“Travel expands people’s flavor profiles,” Sussman says. “People who grew up with Israeli spices are getting exposed to Asian umami and vice versa.”
What’s Sussman cooking up these days?
Right now Sussman is perfecting a pickle recipe for her cookbook. She’s also been making an arugula salad with pomogranate dressing and experimenting with tehina with chives and lemon zest. New flavor profiles and unexpected combinations seem to be what’s on Sussman’s mind these days.
The newest food trend of 2018?
“I think it’s time for Ashkenazi food to come front and center,” she says. “Cholent, salmon, gefilte fish. There’s the Gefilteriaand the Gefilte Manifesto…Ashkenazi food’s often been overlooked in favor of more exciting Mizrachi food, but half of Israel is Ashkenazi. All of the cuisines will eventually have their day in the sun.”
What’s an easy way for an uninspired eater eat more adventurously?
“Create your own condiments,” she says. “Halva, schug, preserved lemon syrup. Thinking of out of the box ways to use them. I use schug to marinate chicken thighs in honey. Think of them as what they can do for your food and not where they came from.”
From homemade matboucha to babaganoush, here’s to eating more adventurously.

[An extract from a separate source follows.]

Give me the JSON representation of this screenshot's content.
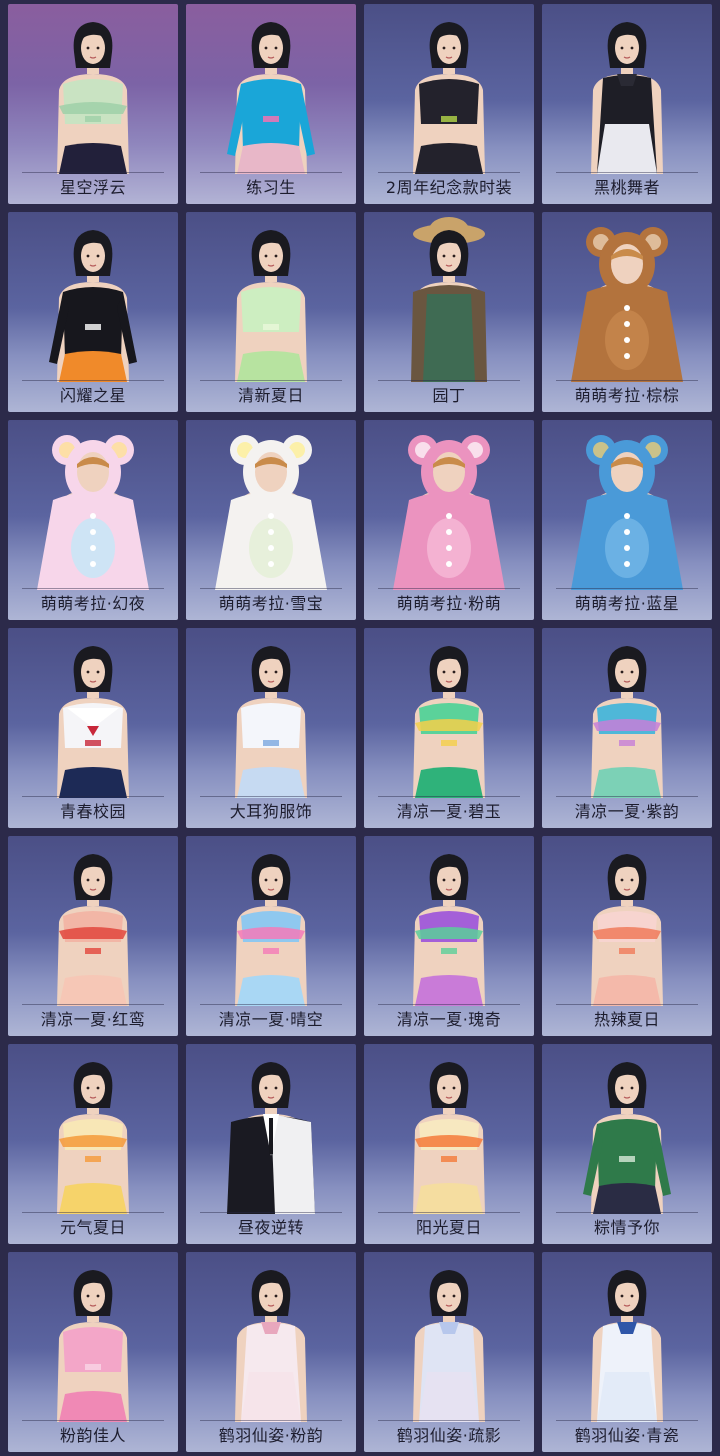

Shira Feder is a writer for the Forward. You can reach her at email@example.com